- Get a bit dirty! Get in your pond and use a marked pole (with tape marking off each foot) to probe the sediment depth. Do not be afraid to push quite forcefully down into the sediment as sometimes there are crusted layers of material with additional sediment below. This method is not for the faint of heart as you will usually get quite dirty but we find this the most accurate way to get sediment readings. Try to be systematic in you measurement intervals (eg., measure every 4′ in any direction from another point). Progress throughout the zone, all while writing down or having a friend write down the measurements. Having a sketch or a printed map of the area is helpful.
- Hire a company to generate a bathymetric map using sonar. While much easier, this can be costly and may or may not accurately delineate sediment depths depending on the consistency of the sediment (muck vs. sand).
- Use a marked pole to measure sediment from a boat. This is likely the least accurate way to measure as the ability to penetrate harder substrates that are not the “true bottom” is questionable. This is however certainly a cleaner approach to the first method.

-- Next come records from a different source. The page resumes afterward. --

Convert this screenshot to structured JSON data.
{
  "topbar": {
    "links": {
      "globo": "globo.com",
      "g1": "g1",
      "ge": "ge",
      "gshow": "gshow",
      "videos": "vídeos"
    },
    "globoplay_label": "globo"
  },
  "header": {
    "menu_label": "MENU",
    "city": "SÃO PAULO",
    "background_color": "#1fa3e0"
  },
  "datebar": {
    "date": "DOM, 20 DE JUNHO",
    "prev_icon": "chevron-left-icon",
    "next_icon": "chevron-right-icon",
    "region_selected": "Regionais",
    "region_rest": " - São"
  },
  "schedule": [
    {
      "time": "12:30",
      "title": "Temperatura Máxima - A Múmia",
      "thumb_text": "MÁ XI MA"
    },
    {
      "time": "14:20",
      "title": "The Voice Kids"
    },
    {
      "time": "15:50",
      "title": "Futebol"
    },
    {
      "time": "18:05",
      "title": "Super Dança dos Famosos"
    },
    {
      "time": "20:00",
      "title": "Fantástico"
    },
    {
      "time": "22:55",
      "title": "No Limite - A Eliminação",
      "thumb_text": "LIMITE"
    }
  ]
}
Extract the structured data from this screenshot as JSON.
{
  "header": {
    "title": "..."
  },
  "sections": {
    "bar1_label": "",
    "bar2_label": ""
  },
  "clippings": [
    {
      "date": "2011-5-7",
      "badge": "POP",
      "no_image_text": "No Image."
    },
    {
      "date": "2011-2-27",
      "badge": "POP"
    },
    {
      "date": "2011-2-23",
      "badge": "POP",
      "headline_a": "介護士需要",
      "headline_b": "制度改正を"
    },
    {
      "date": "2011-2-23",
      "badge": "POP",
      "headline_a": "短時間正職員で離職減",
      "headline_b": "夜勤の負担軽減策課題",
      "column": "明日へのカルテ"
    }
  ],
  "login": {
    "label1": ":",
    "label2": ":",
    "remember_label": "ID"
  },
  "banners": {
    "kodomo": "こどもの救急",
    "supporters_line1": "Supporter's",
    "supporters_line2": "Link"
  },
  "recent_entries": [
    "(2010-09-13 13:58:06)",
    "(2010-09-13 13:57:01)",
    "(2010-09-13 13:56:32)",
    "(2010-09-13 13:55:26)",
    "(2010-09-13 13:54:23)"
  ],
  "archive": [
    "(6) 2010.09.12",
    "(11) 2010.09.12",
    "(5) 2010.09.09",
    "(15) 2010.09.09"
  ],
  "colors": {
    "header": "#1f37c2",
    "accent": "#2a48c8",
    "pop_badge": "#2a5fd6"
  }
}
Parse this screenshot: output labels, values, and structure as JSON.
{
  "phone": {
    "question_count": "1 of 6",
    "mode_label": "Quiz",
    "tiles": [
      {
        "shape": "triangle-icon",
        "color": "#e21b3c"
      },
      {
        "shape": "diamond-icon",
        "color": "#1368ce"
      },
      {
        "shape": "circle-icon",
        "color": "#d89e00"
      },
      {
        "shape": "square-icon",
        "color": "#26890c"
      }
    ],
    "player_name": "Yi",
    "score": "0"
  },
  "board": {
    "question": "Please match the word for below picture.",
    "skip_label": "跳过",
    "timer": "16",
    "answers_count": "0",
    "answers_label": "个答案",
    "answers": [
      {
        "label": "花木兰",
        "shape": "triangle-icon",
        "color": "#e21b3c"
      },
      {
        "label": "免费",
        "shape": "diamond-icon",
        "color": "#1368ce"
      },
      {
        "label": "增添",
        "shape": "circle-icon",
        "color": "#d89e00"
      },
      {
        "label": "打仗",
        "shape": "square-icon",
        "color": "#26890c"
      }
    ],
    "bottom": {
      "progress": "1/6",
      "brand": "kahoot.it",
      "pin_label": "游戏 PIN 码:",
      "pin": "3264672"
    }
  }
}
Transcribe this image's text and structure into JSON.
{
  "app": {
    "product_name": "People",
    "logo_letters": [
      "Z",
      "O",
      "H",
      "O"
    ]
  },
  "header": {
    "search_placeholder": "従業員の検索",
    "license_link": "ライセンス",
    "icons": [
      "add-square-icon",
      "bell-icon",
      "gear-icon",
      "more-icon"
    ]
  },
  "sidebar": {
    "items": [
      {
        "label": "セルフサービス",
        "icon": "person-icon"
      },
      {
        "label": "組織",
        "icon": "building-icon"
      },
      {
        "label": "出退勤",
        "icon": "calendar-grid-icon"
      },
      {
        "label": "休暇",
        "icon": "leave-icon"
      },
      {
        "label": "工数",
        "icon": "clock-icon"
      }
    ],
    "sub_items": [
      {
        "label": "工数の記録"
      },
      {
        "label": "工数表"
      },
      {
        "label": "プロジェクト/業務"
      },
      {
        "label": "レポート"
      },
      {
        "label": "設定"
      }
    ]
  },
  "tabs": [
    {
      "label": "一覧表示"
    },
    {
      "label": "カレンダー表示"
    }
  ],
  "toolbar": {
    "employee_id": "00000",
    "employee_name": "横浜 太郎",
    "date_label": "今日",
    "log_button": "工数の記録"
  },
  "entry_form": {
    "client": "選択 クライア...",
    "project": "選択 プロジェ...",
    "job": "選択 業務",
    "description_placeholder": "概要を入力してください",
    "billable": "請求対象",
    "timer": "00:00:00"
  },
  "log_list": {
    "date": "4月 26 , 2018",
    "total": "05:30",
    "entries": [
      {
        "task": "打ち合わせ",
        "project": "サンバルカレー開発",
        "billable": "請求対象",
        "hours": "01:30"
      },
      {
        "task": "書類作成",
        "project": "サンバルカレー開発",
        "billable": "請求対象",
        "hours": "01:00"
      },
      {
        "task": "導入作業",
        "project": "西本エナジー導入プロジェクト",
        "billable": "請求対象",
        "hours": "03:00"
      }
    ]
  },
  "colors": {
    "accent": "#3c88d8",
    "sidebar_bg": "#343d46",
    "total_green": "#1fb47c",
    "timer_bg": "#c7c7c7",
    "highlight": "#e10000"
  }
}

Regardless of which method you use, you can now get a basic understanding and average of the depth of sediment. Let’s say this average is 1.5′ for this example.

Congratulations, you now are most of the way to understanding the volume of material in your pond or waterfront!

So, now that we have the square footage of the area needing dredging, along with an average depth of sediment in feet, we can calculate the cubic feet of sediment:

8,442 Square Feet X’s 1.5 Feet = 12,663 Cubic Feet

**However, almost all pricing for dredging in the United States is calculated in cubic yards.** There are 3 feet in a yard, and since we are dealing with cubic feet at the moment, we must convert this number. A cubic yard is a unit of measure to represent the volume of 1 yard x 1 yard x 1 yard. This can also be done in feet with the volume equation 3 X 3 X 3, which is equal to 27. To convert the cubic footage into cubic yards, simply divide the cubic feet by 27. This will yield your wet cubic yards total:

12,663 Cubic Feet ÷ 27 = 469 Cubic Yards

We are getting there…we now know the amount of material you would like to remove through dredging and we can move on to pricing and additional expenses.

Suction dredging is priced based on volume. The greater the volume of material to be removed from the pond or waterfront, the lower the per cubic yard price. Contrarily, as the volume of dredged material goes up, some of the ancillary or extra costs also go up, such as the geotextile tubes and site materials. However, while it is difficult to account for some of the variables inherent to every site/project (available de-watering space, consistency of sediment, water depth, accessibility, etc., …), the calculator can give you a basic pricing estimate.